  • Before leaving the Vatican City, be sure to get some souvenirs. You can purchase Christmas ornaments, stationary, rosary beads and so much more (buy these before going into Saint Peter’s Basilica because you can dip them in Holy Water inside and make a Catholic friend very happy). The opportunities for Vatican City souvenirs are endless. Make sure to pose for a picture in front of the Basilica as well!
Saint Peter's Basilica
Saint Peter’s Basilica
  • We closed out the day by walking back to our hostel to grab our bags – since we weren’t in a rush (our train didn’t leave until 10:30 pm) we took our time looking at statues and old buildings around the city. We stopped to look at the Castel Sant’Angelo which was used as Papal refuge and residence and at one point was also as a prison (not for the Pope). We didn’t go inside because the price didn’t seem worth it but of course we got a picture. The Castel sits right in front of the Ponte Sant’Angelo which bridges the Tiber River and was completed in 134 A.D. by Roman emperor Hadrian. For those history buffs out there, Hadrian was known as one of the Five Good Emperors who ruled justly. He also built Hadrian’s Wall in Britain.
Ponte Sant'Angelo in Rome
The Ponte Sant’Angelo – Bridge of Hadrian over the Tiber

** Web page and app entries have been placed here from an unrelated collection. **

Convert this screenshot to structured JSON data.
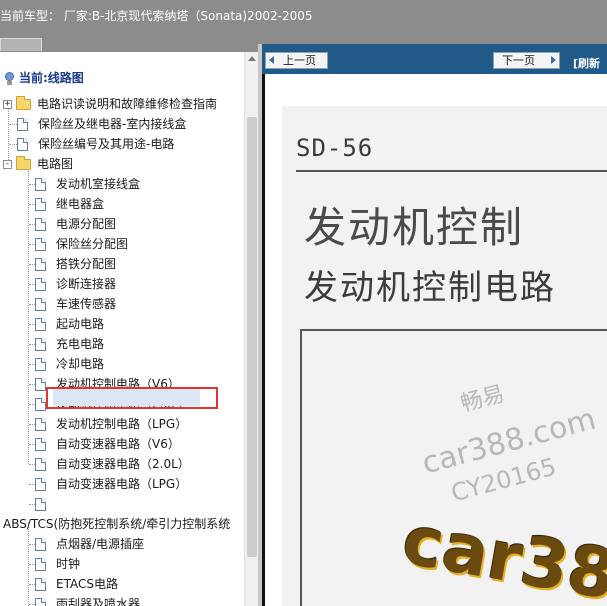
{
  "window": {
    "title": "当前车型： 厂家:B-北京现代索纳塔（Sonata)2002-2005"
  },
  "tree": {
    "current_label": "当前:线路图",
    "items": [
      {
        "label": "电路识读说明和故障维修检查指南",
        "type": "folder",
        "expand": "+"
      },
      {
        "label": "保险丝及继电器-室内接线盒",
        "type": "page"
      },
      {
        "label": "保险丝编号及其用途-电路",
        "type": "page"
      },
      {
        "label": "电路图",
        "type": "folder",
        "expand": "-"
      },
      {
        "label": "发动机室接线盒",
        "type": "page"
      },
      {
        "label": "继电器盒",
        "type": "page"
      },
      {
        "label": "电源分配图",
        "type": "page"
      },
      {
        "label": "保险丝分配图",
        "type": "page"
      },
      {
        "label": "搭铁分配图",
        "type": "page"
      },
      {
        "label": "诊断连接器",
        "type": "page"
      },
      {
        "label": "车速传感器",
        "type": "page"
      },
      {
        "label": "起动电路",
        "type": "page"
      },
      {
        "label": "充电电路",
        "type": "page"
      },
      {
        "label": "冷却电路",
        "type": "page"
      },
      {
        "label": "发动机控制电路（V6）",
        "type": "page"
      },
      {
        "label": "发动机控制电路（2.0L）",
        "type": "page",
        "selected": true
      },
      {
        "label": "发动机控制电路（LPG）",
        "type": "page"
      },
      {
        "label": "自动变速器电路（V6）",
        "type": "page"
      },
      {
        "label": "自动变速器电路（2.0L）",
        "type": "page"
      },
      {
        "label": "自动变速器电路（LPG）",
        "type": "page"
      },
      {
        "label": "",
        "type": "page"
      },
      {
        "label": "ABS/TCS(防抱死控制系统/牵引力控制系统",
        "type": "text"
      },
      {
        "label": "点烟器/电源插座",
        "type": "page"
      },
      {
        "label": "时钟",
        "type": "page"
      },
      {
        "label": "ETACS电路",
        "type": "page"
      },
      {
        "label": "雨刮器及喷水器",
        "type": "page"
      }
    ]
  },
  "nav": {
    "prev_label": "上一页",
    "next_label": "下一页",
    "refresh_label": "[刷新"
  },
  "document": {
    "code": "SD-56",
    "title_line1": "发动机控制",
    "title_line2": "发动机控制电路",
    "watermark_1": "畅易",
    "watermark_2": "car388.com",
    "watermark_3": "CY20165",
    "watermark_big": "car38"
  }
}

  • Make sure you have some more great Italian food before you leave Rome – there are so many fabulous places to choose from!

Here are some general tips for Rome:

  • Take as many photos as humanly possible. You are only there once (probably). If you didn’t bring a selfie stick with you across the pond, no worries, you can buy one from a thousand different street vendors for about $5 (cheaper than you probably paid for it from Amazon).
  • Public toilets aren’t free so always have change on hand.
  • Homeless people and beggars are rampant. This is both disheartening and frustrating – handle at your own discretion.
  • If  you wish to hear/see the Pope speak, Wednesday is the day to do it. We were there on a Wednesday and regrettably we didn’t wait around to hear him speak, as we were very focused on the Sistine Chapel. In hindsight, we should have listened to his sermon and then gone to the Chapel.
  • SOAK IT ALL IN  – You will be walking on streets that are more than 1,000 years old. Churches, palaces, homes – so many structures have been around for centuries; some even 2,000+ years. Take pictures, marvel at the beauty of 2,000 year old marble, imagine what it must have been like in ancient Rome. Lose yourself in history – be a geek and take pictures of yourself in front of everything. Ask questions. ENJOY YOURSELF! Romans are very, very friendly!

I sincerely hope you can visit Rome someday – for a big history buff like myself, it was a must-see for our Europe trip. I only touched the surface in terms of the things I learned and the feelings I experienced in Rome but this is the honest-to-goodness list of things we saw. You can get all this in within 2.5 days because so many sights are not museums, you can simply look around snap some pictures and head on to the next sight.

Stay tuned for more Europe itinerary trips and travel advice and if you have any questions please let me know. I would LOVE to keep talking about Rome.

Until next time,
~  Buzzard ~